Today is Ash Wednesday, the beginning of the 46 days of Lent. In The United Methodist Book of Worship there is a solemn "Invitation to the Observance of the Lenten Discipline." When I was a pastor of a local church, I always read this invitation at each Ash Wednesday service. The conclusion of the invitation is
I invite you...,in the name of the Church, to observe a holy Lent:
by self-examination and repentance;
by prayer, fasting, and self-denial;
and by reading and meditating on God's Holy Word.
Lent always began for me whenever I heard those words read during the liturgy for Ash Wednesday. I believe that these words carried weight with the members of our church because we had already made plans for ways to keep Lent. These words of the invitation announced that Lent had arrived, and now it was time to practice its rituals.
I realize that some Christians are uncomfortable with rituals such as those we observe during Lent. They worry about ritualism--keeping the externals of religious practices, but without experiencing the reality of God's activity of grace in our lives.
It is true that there is ambiguity in religious rituals. In his novel, The Moviegoer, Walker Percy tells the story of a New Orleans stock broker named Binx Bolling.
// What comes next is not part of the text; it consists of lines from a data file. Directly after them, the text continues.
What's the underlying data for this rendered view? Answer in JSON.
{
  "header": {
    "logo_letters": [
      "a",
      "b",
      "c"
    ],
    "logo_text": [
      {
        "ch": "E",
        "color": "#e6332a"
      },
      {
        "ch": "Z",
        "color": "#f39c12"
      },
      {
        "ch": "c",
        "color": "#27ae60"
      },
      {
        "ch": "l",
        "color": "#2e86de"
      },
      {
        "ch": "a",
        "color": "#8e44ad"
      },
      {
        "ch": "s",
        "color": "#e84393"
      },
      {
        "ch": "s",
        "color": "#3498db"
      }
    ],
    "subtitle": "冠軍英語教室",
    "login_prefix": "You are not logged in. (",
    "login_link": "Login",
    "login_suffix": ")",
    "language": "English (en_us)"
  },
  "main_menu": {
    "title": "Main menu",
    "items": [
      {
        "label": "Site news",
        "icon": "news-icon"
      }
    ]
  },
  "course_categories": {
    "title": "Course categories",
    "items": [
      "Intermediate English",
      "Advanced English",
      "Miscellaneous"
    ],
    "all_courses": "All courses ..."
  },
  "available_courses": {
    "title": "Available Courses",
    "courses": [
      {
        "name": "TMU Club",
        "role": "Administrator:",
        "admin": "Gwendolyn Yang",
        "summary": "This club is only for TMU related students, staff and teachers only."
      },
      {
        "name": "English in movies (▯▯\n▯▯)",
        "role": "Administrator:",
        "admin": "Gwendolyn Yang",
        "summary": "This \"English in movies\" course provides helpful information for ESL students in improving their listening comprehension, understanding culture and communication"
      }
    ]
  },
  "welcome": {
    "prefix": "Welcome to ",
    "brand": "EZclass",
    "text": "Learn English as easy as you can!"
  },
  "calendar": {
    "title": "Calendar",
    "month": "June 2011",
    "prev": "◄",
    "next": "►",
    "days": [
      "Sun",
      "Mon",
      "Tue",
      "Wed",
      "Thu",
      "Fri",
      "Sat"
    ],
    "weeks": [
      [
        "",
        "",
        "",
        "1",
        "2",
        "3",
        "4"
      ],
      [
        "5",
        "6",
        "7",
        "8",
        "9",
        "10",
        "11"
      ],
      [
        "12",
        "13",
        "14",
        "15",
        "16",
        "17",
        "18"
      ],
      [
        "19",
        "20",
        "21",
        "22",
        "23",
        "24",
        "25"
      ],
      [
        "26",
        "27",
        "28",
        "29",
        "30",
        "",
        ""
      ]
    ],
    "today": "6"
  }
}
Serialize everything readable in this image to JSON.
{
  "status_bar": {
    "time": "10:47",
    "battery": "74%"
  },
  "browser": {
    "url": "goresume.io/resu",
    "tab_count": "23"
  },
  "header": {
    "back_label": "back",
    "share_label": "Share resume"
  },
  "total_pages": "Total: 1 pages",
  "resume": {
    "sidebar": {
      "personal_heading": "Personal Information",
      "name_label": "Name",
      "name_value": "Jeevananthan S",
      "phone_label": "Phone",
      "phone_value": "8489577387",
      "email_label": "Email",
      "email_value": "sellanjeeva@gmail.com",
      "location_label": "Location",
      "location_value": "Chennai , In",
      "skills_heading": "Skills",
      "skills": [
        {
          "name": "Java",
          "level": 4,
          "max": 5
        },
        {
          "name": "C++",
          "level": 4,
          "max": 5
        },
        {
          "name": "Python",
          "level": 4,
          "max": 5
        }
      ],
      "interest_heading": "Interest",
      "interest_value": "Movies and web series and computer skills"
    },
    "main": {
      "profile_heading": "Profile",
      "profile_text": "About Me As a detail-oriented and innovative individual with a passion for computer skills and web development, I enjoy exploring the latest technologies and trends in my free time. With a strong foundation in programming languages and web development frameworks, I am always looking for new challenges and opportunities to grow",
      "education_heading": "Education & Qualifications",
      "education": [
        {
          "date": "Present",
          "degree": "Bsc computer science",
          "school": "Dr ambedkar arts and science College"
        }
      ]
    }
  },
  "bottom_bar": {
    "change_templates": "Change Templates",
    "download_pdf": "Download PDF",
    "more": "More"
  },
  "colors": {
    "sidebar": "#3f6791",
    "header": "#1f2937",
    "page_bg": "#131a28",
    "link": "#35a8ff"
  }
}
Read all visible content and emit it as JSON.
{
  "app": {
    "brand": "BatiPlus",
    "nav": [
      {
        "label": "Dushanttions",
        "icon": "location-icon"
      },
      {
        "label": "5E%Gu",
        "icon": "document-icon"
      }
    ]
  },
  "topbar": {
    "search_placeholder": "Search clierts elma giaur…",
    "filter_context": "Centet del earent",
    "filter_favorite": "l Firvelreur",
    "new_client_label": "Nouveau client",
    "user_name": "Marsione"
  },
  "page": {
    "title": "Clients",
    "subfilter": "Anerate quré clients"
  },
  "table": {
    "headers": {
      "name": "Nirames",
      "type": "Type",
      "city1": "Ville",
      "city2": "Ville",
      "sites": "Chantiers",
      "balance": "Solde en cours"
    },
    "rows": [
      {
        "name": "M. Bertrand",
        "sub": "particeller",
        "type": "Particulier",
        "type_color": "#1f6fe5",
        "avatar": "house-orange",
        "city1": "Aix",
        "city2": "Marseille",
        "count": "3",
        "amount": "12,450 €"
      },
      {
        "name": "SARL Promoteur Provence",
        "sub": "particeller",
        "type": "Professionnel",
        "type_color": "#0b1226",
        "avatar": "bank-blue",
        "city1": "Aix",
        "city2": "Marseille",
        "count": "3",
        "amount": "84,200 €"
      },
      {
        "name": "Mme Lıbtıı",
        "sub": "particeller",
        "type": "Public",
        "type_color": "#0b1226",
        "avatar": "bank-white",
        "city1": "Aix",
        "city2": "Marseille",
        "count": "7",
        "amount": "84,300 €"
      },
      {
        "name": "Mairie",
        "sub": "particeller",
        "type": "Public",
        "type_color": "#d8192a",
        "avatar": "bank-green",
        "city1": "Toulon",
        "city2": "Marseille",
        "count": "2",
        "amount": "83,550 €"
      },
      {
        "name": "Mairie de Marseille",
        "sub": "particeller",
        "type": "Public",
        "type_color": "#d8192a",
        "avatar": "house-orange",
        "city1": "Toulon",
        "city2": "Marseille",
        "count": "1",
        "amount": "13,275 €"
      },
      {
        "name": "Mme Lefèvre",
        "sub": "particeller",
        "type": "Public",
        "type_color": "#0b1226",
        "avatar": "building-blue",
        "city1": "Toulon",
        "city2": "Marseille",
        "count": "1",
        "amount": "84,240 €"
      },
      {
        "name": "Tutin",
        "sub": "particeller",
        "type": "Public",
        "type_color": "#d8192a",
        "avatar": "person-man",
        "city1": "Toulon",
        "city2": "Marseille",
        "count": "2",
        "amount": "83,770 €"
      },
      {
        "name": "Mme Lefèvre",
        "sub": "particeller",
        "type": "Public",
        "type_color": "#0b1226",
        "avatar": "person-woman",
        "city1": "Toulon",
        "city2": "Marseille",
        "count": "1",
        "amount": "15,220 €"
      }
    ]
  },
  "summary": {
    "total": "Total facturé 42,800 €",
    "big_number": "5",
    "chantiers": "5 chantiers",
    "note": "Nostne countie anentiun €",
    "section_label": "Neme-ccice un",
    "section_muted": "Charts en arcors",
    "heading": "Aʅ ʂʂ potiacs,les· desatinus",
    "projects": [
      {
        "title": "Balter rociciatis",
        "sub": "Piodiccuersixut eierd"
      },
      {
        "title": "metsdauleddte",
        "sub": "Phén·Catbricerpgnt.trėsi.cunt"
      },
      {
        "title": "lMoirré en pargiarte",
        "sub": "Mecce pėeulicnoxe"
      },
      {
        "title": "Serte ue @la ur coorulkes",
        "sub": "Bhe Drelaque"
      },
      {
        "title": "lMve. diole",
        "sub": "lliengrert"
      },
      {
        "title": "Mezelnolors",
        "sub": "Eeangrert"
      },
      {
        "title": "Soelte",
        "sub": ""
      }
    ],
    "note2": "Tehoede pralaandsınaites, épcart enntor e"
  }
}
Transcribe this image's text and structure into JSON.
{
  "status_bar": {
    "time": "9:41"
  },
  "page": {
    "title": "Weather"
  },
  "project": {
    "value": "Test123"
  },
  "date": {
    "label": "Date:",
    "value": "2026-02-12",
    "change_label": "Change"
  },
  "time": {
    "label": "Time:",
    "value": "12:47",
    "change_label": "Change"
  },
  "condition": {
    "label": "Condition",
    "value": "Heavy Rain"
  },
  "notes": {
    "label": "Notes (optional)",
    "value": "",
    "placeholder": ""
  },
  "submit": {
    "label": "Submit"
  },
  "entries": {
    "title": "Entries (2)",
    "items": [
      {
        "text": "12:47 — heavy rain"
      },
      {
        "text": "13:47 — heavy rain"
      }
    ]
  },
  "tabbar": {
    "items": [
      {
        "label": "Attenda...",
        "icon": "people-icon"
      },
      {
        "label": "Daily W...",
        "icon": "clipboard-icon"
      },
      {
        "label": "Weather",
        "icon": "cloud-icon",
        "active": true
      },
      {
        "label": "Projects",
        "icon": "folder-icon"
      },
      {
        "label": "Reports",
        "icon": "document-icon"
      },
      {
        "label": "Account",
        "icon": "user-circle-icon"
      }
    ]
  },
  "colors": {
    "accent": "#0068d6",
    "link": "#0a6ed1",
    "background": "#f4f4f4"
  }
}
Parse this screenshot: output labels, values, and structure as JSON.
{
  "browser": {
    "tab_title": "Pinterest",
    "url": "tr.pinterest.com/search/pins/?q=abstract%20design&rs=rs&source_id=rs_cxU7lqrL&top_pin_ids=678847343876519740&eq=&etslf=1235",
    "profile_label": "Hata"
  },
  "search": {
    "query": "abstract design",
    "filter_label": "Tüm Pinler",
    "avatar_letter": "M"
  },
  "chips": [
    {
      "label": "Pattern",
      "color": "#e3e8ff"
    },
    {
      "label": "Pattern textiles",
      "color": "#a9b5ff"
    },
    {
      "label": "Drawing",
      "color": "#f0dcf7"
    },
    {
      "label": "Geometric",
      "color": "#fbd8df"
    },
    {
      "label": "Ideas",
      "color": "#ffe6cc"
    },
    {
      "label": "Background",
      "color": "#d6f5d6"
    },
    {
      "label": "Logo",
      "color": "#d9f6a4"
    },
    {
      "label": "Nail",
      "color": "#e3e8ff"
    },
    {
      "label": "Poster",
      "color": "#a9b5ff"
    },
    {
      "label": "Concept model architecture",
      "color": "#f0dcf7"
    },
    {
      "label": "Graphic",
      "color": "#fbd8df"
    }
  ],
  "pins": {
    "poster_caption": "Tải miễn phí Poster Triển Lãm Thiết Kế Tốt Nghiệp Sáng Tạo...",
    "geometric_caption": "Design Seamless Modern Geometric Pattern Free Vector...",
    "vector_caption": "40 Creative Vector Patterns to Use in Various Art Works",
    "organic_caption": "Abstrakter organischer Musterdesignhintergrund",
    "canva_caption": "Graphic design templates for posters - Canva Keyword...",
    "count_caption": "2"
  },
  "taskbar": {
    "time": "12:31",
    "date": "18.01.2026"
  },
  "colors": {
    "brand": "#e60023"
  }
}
Binx is on a search for something. He doesn't know what he is searching for, but it may be God.
The novel ends with Binx parked in a car next to a Catholic church. He sees people going in and out of the church. At first, he assumes that there is a wedding or a funeral. Then he notices that their faces are marked with a smudge. Suddenly he realizes that it's Ash Wednesday.
Binx sees a man come out of the church. Binx thinks to himself, "It is impossible to say why he is here. Is it part and parcel of the complex business of coming up in the world? Or is it because he believes that God himself is present here at the corner of Elysian Fields and Bons Enfants? Or is he here for both reasons: through some dim dazzling trick of grace, coming for the one and receiving the other as God's own importunate bonus? It is impossible to say."
Except for an epilogue, that is the way the novel ends. It ends in ambiguity. We do not know whether Binx has found what he is seeking. Yet a sign is given to him--people going in and out of a church with the mark of the cross on their foreheads. Maybe it is here where Binx's search will come to its end.
But the sign itself is ambiguous. The sign is a religious ritual. Is it just an empty gesture, or is it a means of grace? It is impossible to say. We cannot tell whether or not a ritual is a matter for show or a real means of grace for someone by observing it from the outside. We cannot know what rituals mean to other people. But rituals, like those we observe in Lent, can be for us a means of grace if we approach them with faith, praying for the Holy Spirit to enable us to use them as a means by which God becomes present to us and we become present to God.
I pray for you a holy Lent.